**Problem to solve:** Using the entries below, give the count of lines that hold "this". Say nothing besides the number.

[Web page and app entries]
######
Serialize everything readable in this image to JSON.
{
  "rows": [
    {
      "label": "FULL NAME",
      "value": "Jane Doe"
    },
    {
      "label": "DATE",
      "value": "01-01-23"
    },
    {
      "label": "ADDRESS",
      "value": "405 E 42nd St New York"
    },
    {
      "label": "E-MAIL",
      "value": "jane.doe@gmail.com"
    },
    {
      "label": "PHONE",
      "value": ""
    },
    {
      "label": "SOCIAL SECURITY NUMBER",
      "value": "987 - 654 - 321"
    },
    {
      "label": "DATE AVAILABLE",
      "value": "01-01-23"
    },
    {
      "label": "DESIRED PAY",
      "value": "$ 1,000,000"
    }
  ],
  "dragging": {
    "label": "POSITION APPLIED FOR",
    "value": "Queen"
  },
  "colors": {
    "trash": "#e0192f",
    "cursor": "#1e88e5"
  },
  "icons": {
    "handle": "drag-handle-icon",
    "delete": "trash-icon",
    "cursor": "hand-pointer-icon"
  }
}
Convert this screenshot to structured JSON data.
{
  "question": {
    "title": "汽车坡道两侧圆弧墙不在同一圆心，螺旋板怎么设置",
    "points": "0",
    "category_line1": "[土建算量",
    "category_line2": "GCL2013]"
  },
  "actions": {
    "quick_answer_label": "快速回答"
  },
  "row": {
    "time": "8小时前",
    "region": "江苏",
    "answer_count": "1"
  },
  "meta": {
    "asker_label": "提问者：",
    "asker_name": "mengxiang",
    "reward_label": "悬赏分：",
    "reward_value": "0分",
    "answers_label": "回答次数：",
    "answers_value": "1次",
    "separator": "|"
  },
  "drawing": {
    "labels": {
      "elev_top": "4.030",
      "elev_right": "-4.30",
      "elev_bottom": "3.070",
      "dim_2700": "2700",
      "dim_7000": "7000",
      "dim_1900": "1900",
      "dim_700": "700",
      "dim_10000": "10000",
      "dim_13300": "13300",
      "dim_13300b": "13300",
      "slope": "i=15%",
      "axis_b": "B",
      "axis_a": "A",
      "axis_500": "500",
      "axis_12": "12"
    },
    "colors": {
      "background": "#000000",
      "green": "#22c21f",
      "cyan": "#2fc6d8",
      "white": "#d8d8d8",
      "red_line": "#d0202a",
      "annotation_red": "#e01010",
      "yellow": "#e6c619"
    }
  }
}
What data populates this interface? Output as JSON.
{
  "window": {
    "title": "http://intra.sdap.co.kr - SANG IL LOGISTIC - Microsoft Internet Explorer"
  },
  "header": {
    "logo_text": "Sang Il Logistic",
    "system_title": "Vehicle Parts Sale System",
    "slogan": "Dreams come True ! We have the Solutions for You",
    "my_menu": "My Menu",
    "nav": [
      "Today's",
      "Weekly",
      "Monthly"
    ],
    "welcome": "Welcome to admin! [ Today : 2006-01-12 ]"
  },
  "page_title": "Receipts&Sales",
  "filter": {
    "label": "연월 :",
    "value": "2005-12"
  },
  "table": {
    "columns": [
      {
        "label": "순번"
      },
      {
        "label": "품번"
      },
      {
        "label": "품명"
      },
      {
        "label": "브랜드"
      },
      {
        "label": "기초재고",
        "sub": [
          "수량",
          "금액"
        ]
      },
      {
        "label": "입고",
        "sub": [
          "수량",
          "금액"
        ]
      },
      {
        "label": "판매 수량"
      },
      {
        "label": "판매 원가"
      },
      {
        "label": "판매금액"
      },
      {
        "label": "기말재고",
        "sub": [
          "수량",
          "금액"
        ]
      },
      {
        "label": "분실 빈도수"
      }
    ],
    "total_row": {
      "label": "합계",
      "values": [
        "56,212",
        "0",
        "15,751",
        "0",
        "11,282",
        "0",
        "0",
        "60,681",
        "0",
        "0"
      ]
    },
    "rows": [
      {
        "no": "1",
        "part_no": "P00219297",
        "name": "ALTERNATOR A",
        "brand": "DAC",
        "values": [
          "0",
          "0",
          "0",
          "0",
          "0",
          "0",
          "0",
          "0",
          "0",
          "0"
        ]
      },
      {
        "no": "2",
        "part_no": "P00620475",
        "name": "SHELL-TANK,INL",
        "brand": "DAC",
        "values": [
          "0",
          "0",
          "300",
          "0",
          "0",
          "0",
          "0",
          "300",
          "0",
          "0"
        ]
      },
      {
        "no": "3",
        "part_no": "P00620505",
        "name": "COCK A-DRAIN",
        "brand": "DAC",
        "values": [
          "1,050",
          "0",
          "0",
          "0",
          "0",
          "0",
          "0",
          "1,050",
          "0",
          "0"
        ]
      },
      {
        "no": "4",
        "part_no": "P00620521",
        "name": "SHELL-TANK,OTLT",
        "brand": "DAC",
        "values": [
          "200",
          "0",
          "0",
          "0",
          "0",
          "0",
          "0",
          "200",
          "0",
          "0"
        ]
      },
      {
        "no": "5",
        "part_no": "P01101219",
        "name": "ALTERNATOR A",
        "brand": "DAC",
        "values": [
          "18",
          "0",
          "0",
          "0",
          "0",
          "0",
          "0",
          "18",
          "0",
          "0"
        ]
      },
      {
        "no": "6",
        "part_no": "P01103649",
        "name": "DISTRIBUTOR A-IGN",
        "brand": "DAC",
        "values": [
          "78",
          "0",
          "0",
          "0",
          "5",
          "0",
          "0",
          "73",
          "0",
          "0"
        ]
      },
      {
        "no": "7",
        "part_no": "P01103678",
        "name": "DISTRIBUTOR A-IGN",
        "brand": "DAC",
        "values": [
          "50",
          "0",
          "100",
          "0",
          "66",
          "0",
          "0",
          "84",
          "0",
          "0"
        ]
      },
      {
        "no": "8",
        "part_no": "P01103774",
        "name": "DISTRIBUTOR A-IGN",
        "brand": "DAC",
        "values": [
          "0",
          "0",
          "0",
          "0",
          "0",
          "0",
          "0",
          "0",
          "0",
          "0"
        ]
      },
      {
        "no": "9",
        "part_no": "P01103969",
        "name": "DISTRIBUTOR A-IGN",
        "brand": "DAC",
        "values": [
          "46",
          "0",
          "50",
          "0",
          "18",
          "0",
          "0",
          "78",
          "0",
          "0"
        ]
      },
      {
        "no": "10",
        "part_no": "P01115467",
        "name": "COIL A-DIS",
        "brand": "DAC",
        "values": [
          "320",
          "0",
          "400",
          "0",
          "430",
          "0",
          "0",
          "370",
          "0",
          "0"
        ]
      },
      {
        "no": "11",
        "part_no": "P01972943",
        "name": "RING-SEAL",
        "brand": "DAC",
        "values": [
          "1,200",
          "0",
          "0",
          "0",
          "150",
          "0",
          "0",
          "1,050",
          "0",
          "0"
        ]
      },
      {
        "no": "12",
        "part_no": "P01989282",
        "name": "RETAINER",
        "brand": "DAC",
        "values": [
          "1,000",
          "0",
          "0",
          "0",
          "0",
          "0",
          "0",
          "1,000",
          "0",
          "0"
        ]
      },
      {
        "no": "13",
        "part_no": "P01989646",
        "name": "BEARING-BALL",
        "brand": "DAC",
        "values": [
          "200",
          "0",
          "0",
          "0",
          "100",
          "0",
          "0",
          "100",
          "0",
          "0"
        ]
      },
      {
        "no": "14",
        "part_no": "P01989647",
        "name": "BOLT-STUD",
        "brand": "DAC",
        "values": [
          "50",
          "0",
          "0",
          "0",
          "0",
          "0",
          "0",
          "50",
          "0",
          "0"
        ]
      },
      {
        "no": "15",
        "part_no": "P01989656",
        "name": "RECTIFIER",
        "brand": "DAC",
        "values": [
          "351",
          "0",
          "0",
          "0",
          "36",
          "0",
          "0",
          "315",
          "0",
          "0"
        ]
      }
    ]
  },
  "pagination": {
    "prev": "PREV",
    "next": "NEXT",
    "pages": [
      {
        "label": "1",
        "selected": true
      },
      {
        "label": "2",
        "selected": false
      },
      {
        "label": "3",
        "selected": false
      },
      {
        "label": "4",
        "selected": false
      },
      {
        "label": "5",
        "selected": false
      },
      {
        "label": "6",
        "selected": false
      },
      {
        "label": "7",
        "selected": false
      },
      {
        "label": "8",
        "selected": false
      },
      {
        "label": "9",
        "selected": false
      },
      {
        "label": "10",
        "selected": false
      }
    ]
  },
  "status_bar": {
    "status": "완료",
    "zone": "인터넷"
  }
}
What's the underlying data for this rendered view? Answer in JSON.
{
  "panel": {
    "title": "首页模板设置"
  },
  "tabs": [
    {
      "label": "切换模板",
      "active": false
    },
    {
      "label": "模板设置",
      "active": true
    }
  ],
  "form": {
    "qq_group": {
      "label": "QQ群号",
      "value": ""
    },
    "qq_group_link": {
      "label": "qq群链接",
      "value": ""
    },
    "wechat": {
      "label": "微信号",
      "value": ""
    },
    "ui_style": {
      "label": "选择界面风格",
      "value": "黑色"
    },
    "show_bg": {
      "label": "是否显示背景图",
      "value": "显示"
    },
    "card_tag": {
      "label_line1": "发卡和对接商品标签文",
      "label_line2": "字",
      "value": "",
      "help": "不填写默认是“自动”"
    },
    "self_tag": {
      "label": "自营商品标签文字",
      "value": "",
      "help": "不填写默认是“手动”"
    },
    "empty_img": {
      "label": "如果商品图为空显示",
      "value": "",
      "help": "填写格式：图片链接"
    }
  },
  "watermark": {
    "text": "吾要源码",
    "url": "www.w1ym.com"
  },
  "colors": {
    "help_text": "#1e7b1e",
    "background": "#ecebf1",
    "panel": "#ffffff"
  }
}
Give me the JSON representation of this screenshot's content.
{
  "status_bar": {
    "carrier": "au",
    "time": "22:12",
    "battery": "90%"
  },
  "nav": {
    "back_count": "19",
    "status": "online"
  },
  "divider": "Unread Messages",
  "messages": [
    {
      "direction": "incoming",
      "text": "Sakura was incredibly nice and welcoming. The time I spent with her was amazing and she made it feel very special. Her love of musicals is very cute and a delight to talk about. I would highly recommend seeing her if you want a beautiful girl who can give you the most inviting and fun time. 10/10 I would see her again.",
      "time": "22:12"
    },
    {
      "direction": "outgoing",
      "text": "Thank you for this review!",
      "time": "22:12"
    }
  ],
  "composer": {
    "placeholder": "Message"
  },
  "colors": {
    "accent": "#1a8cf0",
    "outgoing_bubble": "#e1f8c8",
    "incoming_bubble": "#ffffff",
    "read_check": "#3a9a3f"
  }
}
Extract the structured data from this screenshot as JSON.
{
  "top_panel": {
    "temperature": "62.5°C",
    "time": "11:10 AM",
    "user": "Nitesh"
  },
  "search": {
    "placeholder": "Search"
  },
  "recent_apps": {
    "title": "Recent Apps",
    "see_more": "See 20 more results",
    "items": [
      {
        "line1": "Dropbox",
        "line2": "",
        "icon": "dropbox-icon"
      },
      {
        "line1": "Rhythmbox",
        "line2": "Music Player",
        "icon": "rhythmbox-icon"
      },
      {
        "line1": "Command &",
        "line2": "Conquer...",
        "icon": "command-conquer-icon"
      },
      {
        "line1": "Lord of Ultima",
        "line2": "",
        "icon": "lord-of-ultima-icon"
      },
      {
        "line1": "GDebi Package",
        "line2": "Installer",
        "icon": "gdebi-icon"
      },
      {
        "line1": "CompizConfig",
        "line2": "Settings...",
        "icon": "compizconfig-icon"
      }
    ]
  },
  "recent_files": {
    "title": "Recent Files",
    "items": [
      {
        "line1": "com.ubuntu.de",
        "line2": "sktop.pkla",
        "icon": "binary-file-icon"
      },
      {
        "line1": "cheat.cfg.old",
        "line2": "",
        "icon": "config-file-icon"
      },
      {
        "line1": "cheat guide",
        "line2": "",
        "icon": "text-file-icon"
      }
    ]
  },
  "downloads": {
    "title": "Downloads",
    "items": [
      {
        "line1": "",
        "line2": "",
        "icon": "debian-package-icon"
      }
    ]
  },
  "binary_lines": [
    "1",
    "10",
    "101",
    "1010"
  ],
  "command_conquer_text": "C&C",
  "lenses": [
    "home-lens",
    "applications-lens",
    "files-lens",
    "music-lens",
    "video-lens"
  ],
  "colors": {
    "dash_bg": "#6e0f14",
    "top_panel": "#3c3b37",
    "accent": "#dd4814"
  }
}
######
**Output below:** 7